A week after the documentary “Kamome” paid tribute to the sister city relationship between Crescent City and Rikuzentakata, Japan, a second honorific was released to the public in the form of a special beer.
On July 22, SeaQuake Brewing debuted Kamome Ale. The beer came to fruition years after a conversation over the hood of a pickup truck between the brewery’s cofounder Kevin Hartwick and Crescent City Mayor Blake Inscore.
Inscore said as they were talking about the burgeoning sister city relationship and trying to find something tangible to go with it, he wondered wouldn’t it be neat to produce some kind of beer and name it after that relationship?
“I’m always having these ‘how about’ moments and people usually roll their eyes,” Inscore said. “But after I said how about a beer, Kevin didn’t roll his eyes at me. He kind of looked at me and started thinking.”
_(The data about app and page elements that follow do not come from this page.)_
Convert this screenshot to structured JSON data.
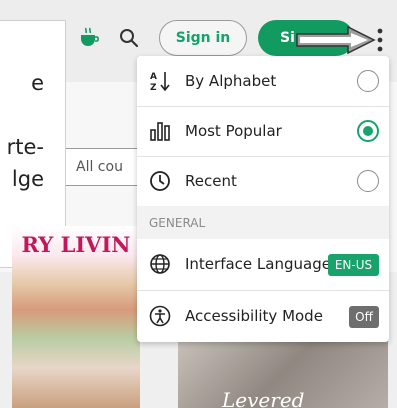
{
  "header": {
    "signin_label": "Sign in",
    "signup_label": "Si",
    "coffee_icon": "coffee-cup-icon",
    "search_icon": "search-icon",
    "more_icon": "kebab-menu-icon"
  },
  "background": {
    "card_text_lines": [
      "e",
      "rte-",
      "lge"
    ],
    "country_select_value": "All cou",
    "magazine_title": "RY LIVIN",
    "magazine_script": "Levered"
  },
  "menu": {
    "sort_options": [
      {
        "label": "By Alphabet",
        "icon": "sort-alphabet-icon",
        "selected": false
      },
      {
        "label": "Most Popular",
        "icon": "bar-chart-icon",
        "selected": true
      },
      {
        "label": "Recent",
        "icon": "clock-icon",
        "selected": false
      }
    ],
    "section_title": "GENERAL",
    "general_items": [
      {
        "label": "Interface Language",
        "icon": "globe-icon",
        "badge": "EN-US"
      },
      {
        "label": "Accessibility Mode",
        "icon": "accessibility-icon",
        "badge": "Off"
      }
    ]
  },
  "colors": {
    "accent_green": "#17a36b",
    "signup_green": "#129b60",
    "off_badge_gray": "#6e6e6e",
    "magazine_pink": "#c2185b"
  }
}
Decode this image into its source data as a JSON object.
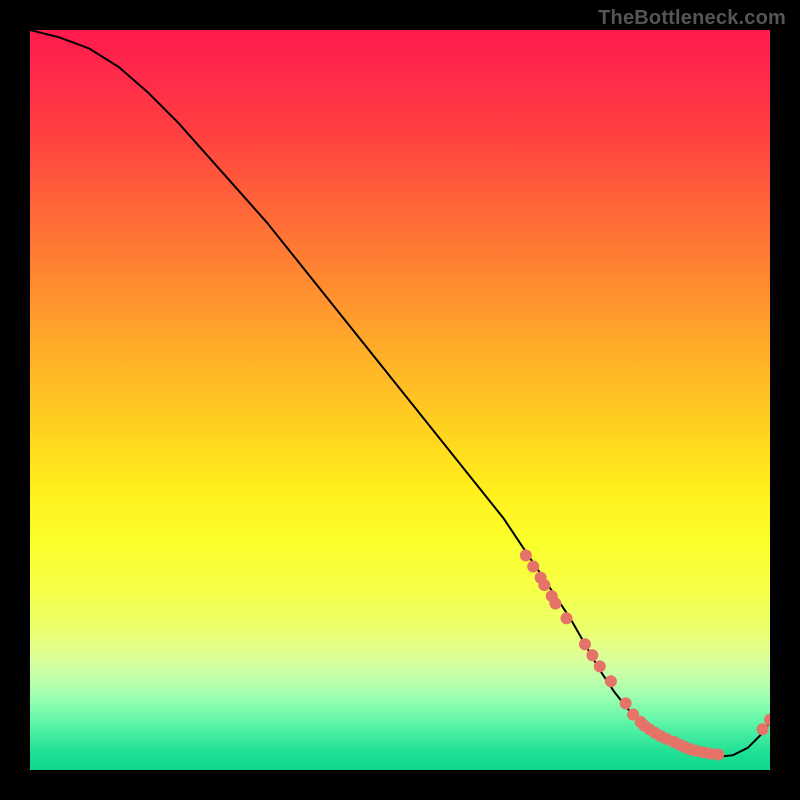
{
  "watermark": "TheBottleneck.com",
  "colors": {
    "dot": "#e57368",
    "line": "#000000"
  },
  "chart_data": {
    "type": "line",
    "title": "",
    "xlabel": "",
    "ylabel": "",
    "xlim": [
      0,
      100
    ],
    "ylim": [
      0,
      100
    ],
    "grid": false,
    "legend": false,
    "series": [
      {
        "name": "curve",
        "x": [
          0,
          4,
          8,
          12,
          16,
          20,
          24,
          28,
          32,
          36,
          40,
          44,
          48,
          52,
          56,
          60,
          64,
          67,
          70,
          73,
          75,
          77,
          79,
          81,
          83,
          85,
          87,
          89,
          91,
          93,
          95,
          97,
          99,
          100
        ],
        "values": [
          100,
          99,
          97.5,
          95,
          91.5,
          87.5,
          83,
          78.5,
          74,
          69,
          64,
          59,
          54,
          49,
          44,
          39,
          34,
          29.5,
          25,
          20.5,
          17,
          13.5,
          10.5,
          8,
          6,
          4.5,
          3.3,
          2.5,
          2.0,
          1.8,
          2.0,
          3.0,
          5.0,
          6.5
        ]
      }
    ],
    "scatter_points": {
      "name": "dots",
      "x": [
        67,
        68,
        69,
        69.5,
        70.5,
        71,
        72.5,
        75,
        76,
        77,
        78.5,
        80.5,
        81.5,
        82.5,
        83,
        83.7,
        84.5,
        85.2,
        86,
        87,
        87.8,
        88.5,
        89.2,
        90,
        91,
        92,
        93,
        99,
        100
      ],
      "values": [
        29,
        27.5,
        26,
        25,
        23.5,
        22.5,
        20.5,
        17,
        15.5,
        14,
        12,
        9,
        7.5,
        6.5,
        6,
        5.5,
        5,
        4.6,
        4.2,
        3.8,
        3.4,
        3.1,
        2.8,
        2.6,
        2.4,
        2.2,
        2.1,
        5.5,
        6.8
      ]
    }
  }
}
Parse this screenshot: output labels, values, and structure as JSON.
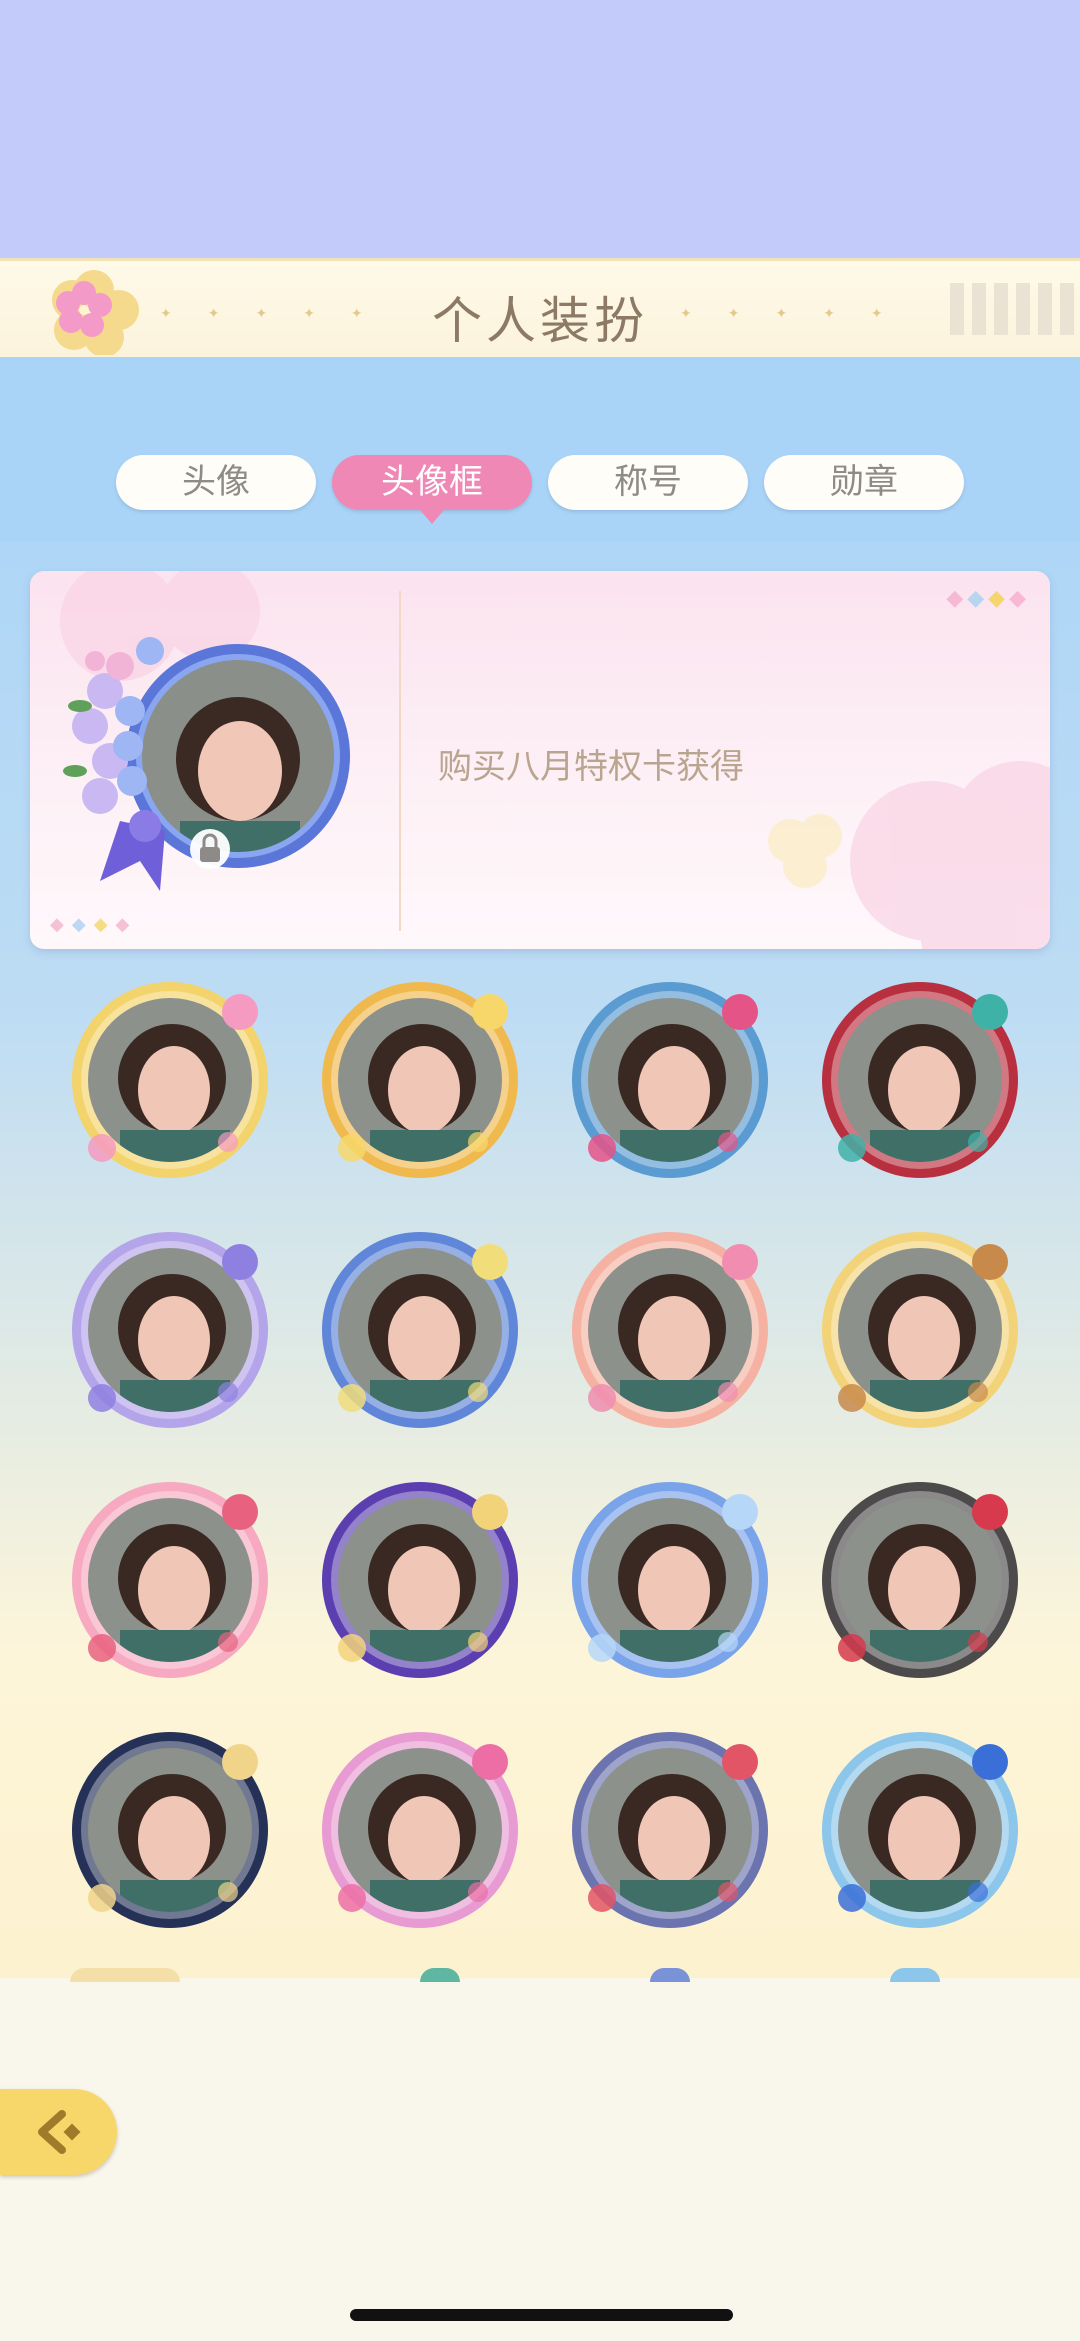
{
  "header": {
    "title": "个人装扮"
  },
  "tabs": [
    {
      "label": "头像",
      "active": false
    },
    {
      "label": "头像框",
      "active": true
    },
    {
      "label": "称号",
      "active": false
    },
    {
      "label": "勋章",
      "active": false
    }
  ],
  "selected_frame": {
    "locked": true,
    "source_text": "购买八月特权卡获得"
  },
  "frames": [
    {
      "name": "frame-yellow-bow-wings",
      "ring": "#f3d36b",
      "accent": "#f59ac1"
    },
    {
      "name": "frame-gold-flowers",
      "ring": "#f0b94d",
      "accent": "#f7d76a"
    },
    {
      "name": "frame-teal-roses",
      "ring": "#5a9bd1",
      "accent": "#e55487"
    },
    {
      "name": "frame-crimson-butterfly",
      "ring": "#b8303f",
      "accent": "#3fb2a8"
    },
    {
      "name": "frame-lilac-music",
      "ring": "#b4a4ea",
      "accent": "#8e80e0"
    },
    {
      "name": "frame-blue-soccer",
      "ring": "#5f86d8",
      "accent": "#f1dd7a"
    },
    {
      "name": "frame-peach-bunny",
      "ring": "#f5b2a2",
      "accent": "#f08db0"
    },
    {
      "name": "frame-bear-ears",
      "ring": "#f3d37a",
      "accent": "#c88a4a"
    },
    {
      "name": "frame-pink-roses",
      "ring": "#f6a9c0",
      "accent": "#e8627f"
    },
    {
      "name": "frame-navy-moon",
      "ring": "#5b3fb0",
      "accent": "#f3d37a"
    },
    {
      "name": "frame-ocean-waves",
      "ring": "#7aa4ea",
      "accent": "#b6d7f7"
    },
    {
      "name": "frame-dark-thorns",
      "ring": "#4d4a4c",
      "accent": "#d63a4c"
    },
    {
      "name": "frame-navy-stars",
      "ring": "#263158",
      "accent": "#f0d48a"
    },
    {
      "name": "frame-pink-camellia",
      "ring": "#e79bd2",
      "accent": "#ec6ea5"
    },
    {
      "name": "frame-purple-bear",
      "ring": "#6c74b0",
      "accent": "#e25566"
    },
    {
      "name": "frame-crystal-wings",
      "ring": "#8cc6ea",
      "accent": "#3b6fd8"
    }
  ],
  "colors": {
    "tab_active": "#ef88b5",
    "back_button": "#f7d76a",
    "title_text": "#8d7a64"
  }
}
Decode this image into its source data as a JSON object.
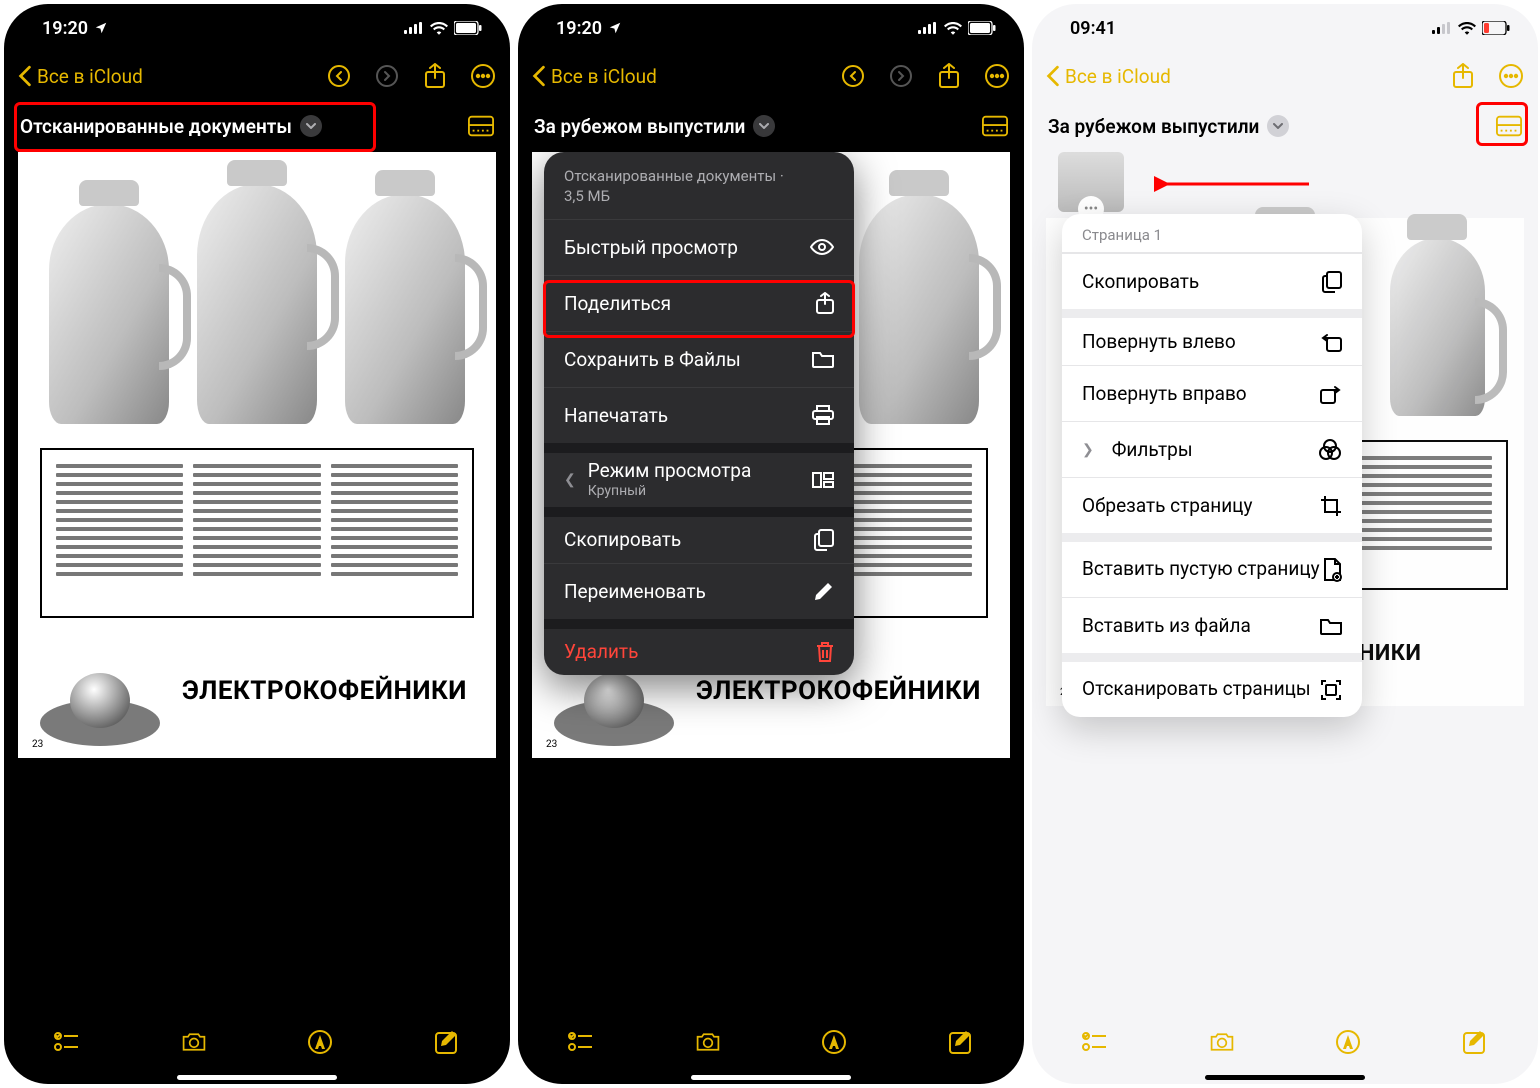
{
  "colors": {
    "accent": "#e6b800",
    "red": "#ff0000",
    "destructive": "#ff453a"
  },
  "common": {
    "back_label": "Все в iCloud",
    "brand": "ЭЛЕКТРОКОФЕЙНИКИ",
    "page_num": "23"
  },
  "screens": [
    {
      "statusbar": {
        "time": "19:20",
        "location_icon": true
      },
      "title": "Отсканированные документы",
      "highlight": "title"
    },
    {
      "statusbar": {
        "time": "19:20",
        "location_icon": true
      },
      "title": "За рубежом выпустили",
      "sheet": {
        "header_line1": "Отсканированные документы ·",
        "header_line2": "3,5 МБ",
        "rows": [
          {
            "label": "Быстрый просмотр",
            "icon": "eye"
          },
          {
            "label": "Поделиться",
            "icon": "share"
          },
          {
            "label": "Сохранить в Файлы",
            "icon": "folder",
            "highlighted": true
          },
          {
            "label": "Напечатать",
            "icon": "print"
          },
          {
            "label": "Режим просмотра",
            "sublabel": "Крупный",
            "icon": "grid",
            "has_chevron": true,
            "group_gap": true
          },
          {
            "label": "Скопировать",
            "icon": "copy",
            "group_gap": true
          },
          {
            "label": "Переименовать",
            "icon": "pencil"
          },
          {
            "label": "Удалить",
            "icon": "trash",
            "destructive": true,
            "group_gap": true
          }
        ]
      }
    },
    {
      "statusbar": {
        "time": "09:41",
        "location_icon": false,
        "low_battery": true
      },
      "title": "За рубежом выпустили",
      "highlight": "scantray",
      "light": true,
      "page_menu": {
        "header": "Страница 1",
        "rows": [
          {
            "label": "Скопировать",
            "icon": "copy"
          },
          {
            "label": "Повернуть влево",
            "icon": "rotate-left",
            "group_gap": true
          },
          {
            "label": "Повернуть вправо",
            "icon": "rotate-right"
          },
          {
            "label": "Фильтры",
            "icon": "filters",
            "has_chevron": true
          },
          {
            "label": "Обрезать страницу",
            "icon": "crop"
          },
          {
            "label": "Вставить пустую страницу",
            "icon": "page-plus",
            "group_gap": true,
            "tall": true
          },
          {
            "label": "Вставить из файла",
            "icon": "folder"
          },
          {
            "label": "Отсканировать страницы",
            "icon": "scan",
            "group_gap": true,
            "tall": true
          }
        ]
      }
    }
  ]
}
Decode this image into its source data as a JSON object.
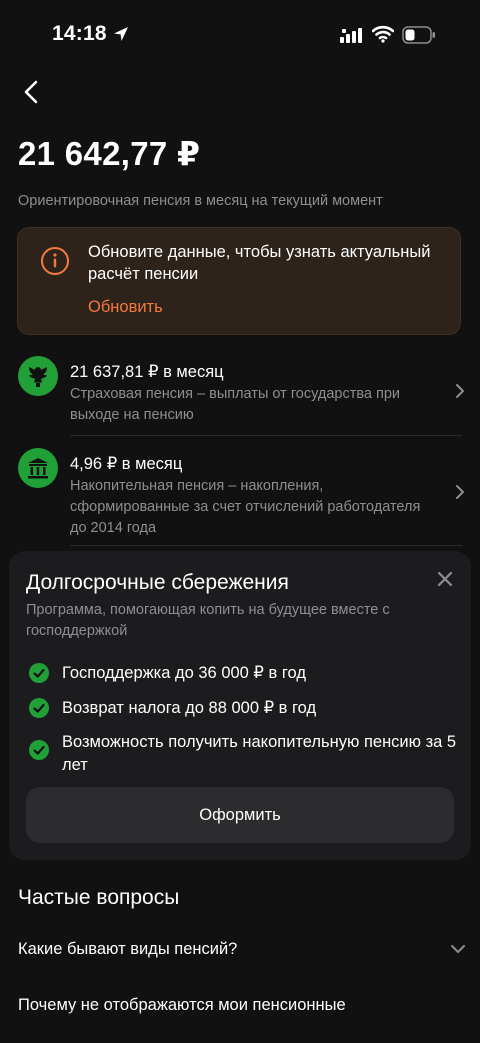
{
  "status_bar": {
    "time": "14:18",
    "icons": [
      "location-arrow-icon",
      "cellular-signal-icon",
      "wifi-icon",
      "battery-icon"
    ]
  },
  "header": {
    "back_icon": "chevron-left-icon"
  },
  "summary": {
    "amount": "21 642,77 ₽",
    "description": "Ориентировочная пенсия в месяц на текущий момент"
  },
  "warning": {
    "icon": "info-icon",
    "text": "Обновите данные, чтобы узнать актуальный расчёт пенсии",
    "action": "Обновить",
    "accent_color": "#f47a3c"
  },
  "pensions": [
    {
      "icon": "eagle-emblem-icon",
      "title": "21 637,81 ₽ в месяц",
      "subtitle": "Страховая пенсия – выплаты от государства при выходе на пенсию"
    },
    {
      "icon": "bank-building-icon",
      "title": "4,96 ₽ в месяц",
      "subtitle": "Накопительная пенсия – накопления, сформированные за счет отчислений работодателя до 2014 года"
    }
  ],
  "sheet": {
    "title": "Долгосрочные сбережения",
    "subtitle": "Программа, помогающая копить на будущее вместе с господдержкой",
    "benefits": [
      "Господдержка до 36 000 ₽ в год",
      "Возврат налога до 88 000 ₽ в год",
      "Возможность получить накопительную пенсию за 5 лет"
    ],
    "button": "Оформить",
    "brand_color": "#21a038"
  },
  "faq": {
    "title": "Частые вопросы",
    "questions": [
      "Какие бывают виды пенсий?",
      "Почему не отображаются мои пенсионные"
    ]
  }
}
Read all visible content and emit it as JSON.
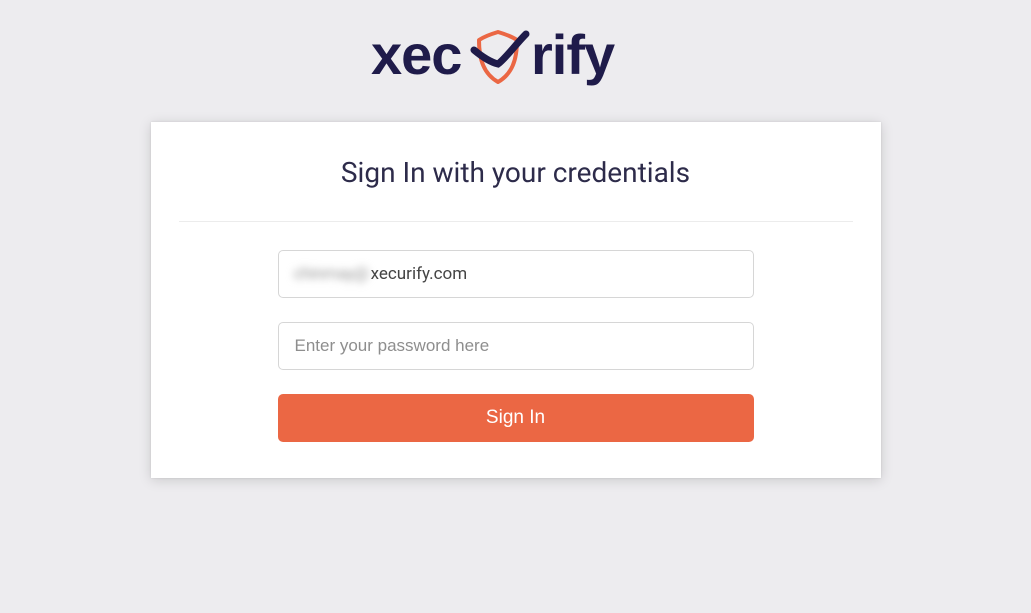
{
  "brand": {
    "name_part1": "xec",
    "name_part2": "rify",
    "text_color": "#1f1b4a",
    "accent_color": "#eb6744"
  },
  "card": {
    "title": "Sign In with your credentials"
  },
  "form": {
    "email_blurred": "chinmay@",
    "email_visible": "xecurify.com",
    "password_placeholder": "Enter your password here",
    "submit_label": "Sign In"
  }
}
Their first thought of naming it Tsunami beer was immediately shot down by Hartwick’s brewmaster who confirmed there was already a Tsunami beer. So they instead went with Kamome, the name of the boat that kicked off the relationship in the first place.
After being swept away in a 2011 tsunami that devastated Rikuzentakata, a high school’s boat, Kamome, made the epic, almost 5,000-mile journey across the Pacific Ocean to wash ashore in Crescent City more than two years later — on April 7, 2013. Later that year, a delegation from Crescent City returned the boat to its original home in Rikuzentakata, forever endearing the two cities to one another.
As delegations from the cities swapped visits over the years to each other’s home, Hartwick sought input from the Japanese to craft the right flavor that paid tribute to Rikuzentakata.
Hartwick said the first draft they served the Japanese delegation was a light lager. But tastes had evolved overseas.
“To our surprise, the delegates, especially the younger ones, were pretty excited about IPAs and other beers,” Hartwick said. “Thus began process that lasted another nine months.”
He said after some back and forth, they reached a happy medium with a lighter blonde, something he calls drinkable, but not overpowering with alcohol that can reach a wider audience.
“The final product really doesn’t reflect our view of the relationship, but theirs. The flavors spoke to them,” Inscore said. “My perspective was the purpose. The beer we’ve given to them shows how we value who they are and what they’ve been through.”
Hartwick said in the documentary “Kamome,” NBC Sports producers used footage of a private toast involving prototype cans that more resembled the Oakland Raiders silver and black team colors. The Japanese felt the label was too dark and was not what they wanted, he said.
So with the help of a branding company, the delegations crafted a design featuring key iconography from the two cities - Rikuzentakata’s lone surviving “miracle” pine tree and Crescent City’s redwoods as a base below. Last was a brighter color scheme, a more environmentally friendly pinkish and green combination.
Hartwick said he hopes Kamome Ale will appeal to a lot of people while continuing to celebrate the sister city relationship.
“The real magic of this beer, this relationship, is it’s all part of our ‘Going for the Gold’ campaign,” Hartwick said of the Del Norte/Crescent City Chamber of Commerce’s plan to capitalize from the exposure of the documentary’s airing during the Japan Olympics. “It was supposed to be a year-long process to take to us from the Olympics and shine a light on both communities, be a golden opportunity to introduce our community to the world.”
But with the Olympics postponed to 2021 due to the pandemic, Hartwick said plans changed.
“Our goal is to blow through this COVID thing, expand businesses locally and do cool things with this once in lifetime opportunity,” he said.
The new beer is available on tap at the brewery or in 19.2 ounce cans which Humboldt Beer Distributors and Blach Beverage will be distribute throughout Northern California.